Slavery Truths
SLAVERY TRUTHS AS PRESENTED in Jordan and Walsh’s White Cargo:
"To be the chattel of another, to be required by law to give absolute obedience in everything and to be subject to whippings, brandings and chaining for any show of defiance, to be these things, as were many whites, was to be enslaved.  Daniel Defoe, writing in the early 1700s, described indentured servants as ‘more properly called slaves’" Don Jordan and Michael Walsh. White Cargo: The Forgotten History of Britain’s White Slaves in America. New York University Press, NY. p. 15).
English and Americans dressed up white slavery with the terms such as "indentured" and "bondsman," but those words, for the most part, were lies!
"English colonies on the mainland had begun edging in different ways towards racial slavery and at a different pace, with the men in power quite possibly having little idea of where they were heading.  Massachusetts, for instance goes down in history as the first colony to legalise slavery – but no race was targeted when it did so" ( Ibid. p. 172).
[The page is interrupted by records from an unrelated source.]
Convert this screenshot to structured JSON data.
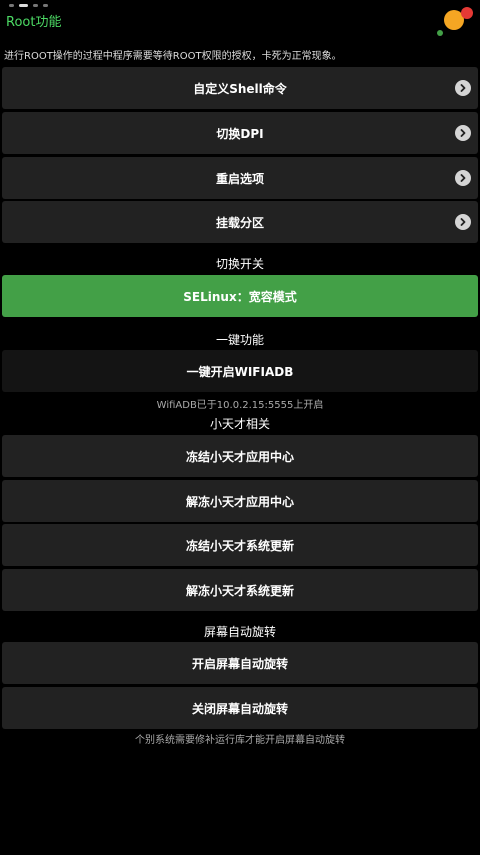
{
  "header": {
    "title": "Root功能",
    "notice": "进行ROOT操作的过程中程序需要等待ROOT权限的授权，卡死为正常现象。"
  },
  "menu": {
    "custom_shell": "自定义Shell命令",
    "switch_dpi": "切换DPI",
    "reboot_options": "重启选项",
    "mount_partition": "挂载分区"
  },
  "switch_section": {
    "title": "切换开关",
    "selinux": "SELinux：宽容模式"
  },
  "one_key_section": {
    "title": "一键功能",
    "wifi_adb": "一键开启WIFIADB",
    "wifi_adb_status": "WifiADB已于10.0.2.15:5555上开启"
  },
  "xtc_section": {
    "title": "小天才相关",
    "freeze_app_center": "冻结小天才应用中心",
    "unfreeze_app_center": "解冻小天才应用中心",
    "freeze_system_update": "冻结小天才系统更新",
    "unfreeze_system_update": "解冻小天才系统更新"
  },
  "rotation_section": {
    "title": "屏幕自动旋转",
    "enable": "开启屏幕自动旋转",
    "disable": "关闭屏幕自动旋转",
    "note": "个别系统需要修补运行库才能开启屏幕自动旋转"
  },
  "colors": {
    "accent_green": "#4cd964",
    "selinux_button": "#43a047",
    "button_bg": "#222222"
  }
}
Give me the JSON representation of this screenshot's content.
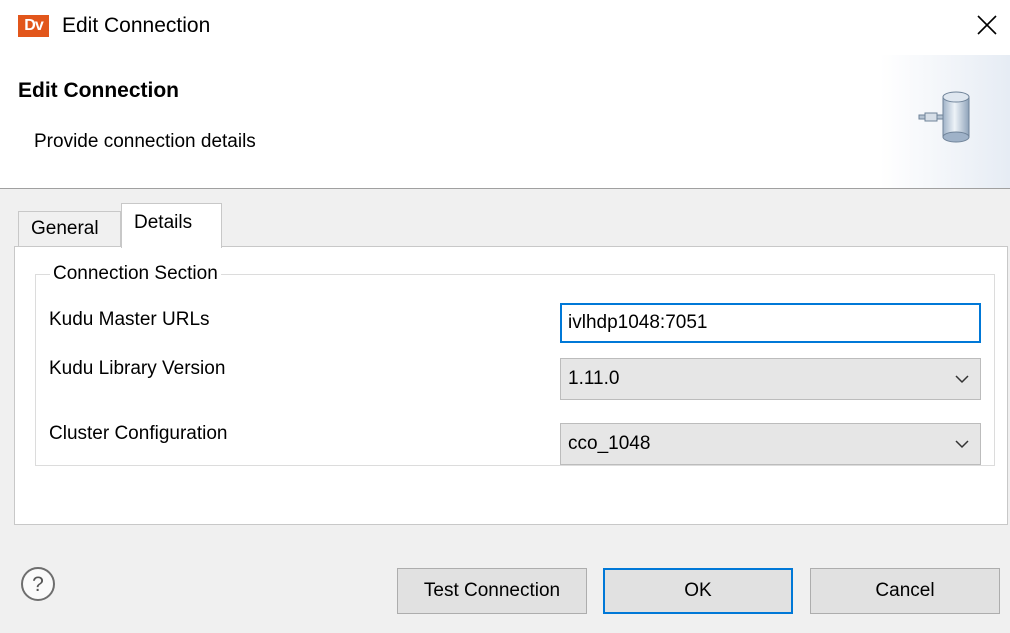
{
  "window": {
    "logo_text": "Dv",
    "logo_color": "#e2561b",
    "title": "Edit Connection",
    "close_icon": "close-icon"
  },
  "header": {
    "title": "Edit Connection",
    "subtitle": "Provide connection details",
    "icon": "database-connection-icon"
  },
  "tabs": [
    {
      "label": "General",
      "active": false
    },
    {
      "label": "Details",
      "active": true
    }
  ],
  "connection_section": {
    "legend": "Connection Section",
    "fields": {
      "master_urls": {
        "label": "Kudu Master URLs",
        "value": "ivlhdp1048:7051"
      },
      "library_version": {
        "label": "Kudu Library Version",
        "value": "1.11.0"
      },
      "cluster_config": {
        "label": "Cluster Configuration",
        "value": "cco_1048"
      }
    }
  },
  "footer": {
    "help_icon": "help-icon",
    "test_label": "Test Connection",
    "ok_label": "OK",
    "cancel_label": "Cancel"
  },
  "colors": {
    "accent": "#0078d7"
  }
}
They were whites, they were: :"victims of the empire.  They were all supposed to gain their freedom eventually. . . In early decades, half of them died in bondage.  . . . tens of thousands of whites were held as chattels, marketed like cattle, punished brutally and in some cases literally worked to death (Ibid. p. 12).
"Lifetime black slaves were becoming the norm and all the colonies had passed laws either recognising slavery in principle or specifically legalising it.  Massachusetts led the way in 1641, followed by Connecticut in 1650, Virginia in 1661, Maryland in 1663, and New York and New Jersey in 1664. Others followed later."  (ibid. p. 175).
"Among the first to be sent [to America] were children. . . .  In 1618 , the authorities in London began to sweep up hundreds of troublesome urchins from the slums and, ignoring protests from the children and their families, shipped them to Virginia. . . they were sold to planters to work in the fields and half of them were dead within a year.  shipments of children continued from England and then from Ireland for decades.  Many of these migrants were little more than toddlers" (Ibid. pp. 12-13).
In 1278, "when two Anglo-Normans were brought into court and charged with raping one Margaret O’Rorke.  They were found not guilty because ‘the said Margaret is an Irishwoman’.   "…from the twelfth until the sixteenth century, Ireland was a laboratory in which social ideas and legal conventions would be forged and which found their echo in the labour systems of the American colonies."  [WHAT WAS DONE TO BLACK SLAVES WAS FIRST DONE TO THE IRISH.] (ibid. p. 140).
White slaves were "used" in America long before black ones were brought here. When blacks were finally brought in,   "some whites were treated with less humanity than the blacks working alongside them" (ibid. p.  12).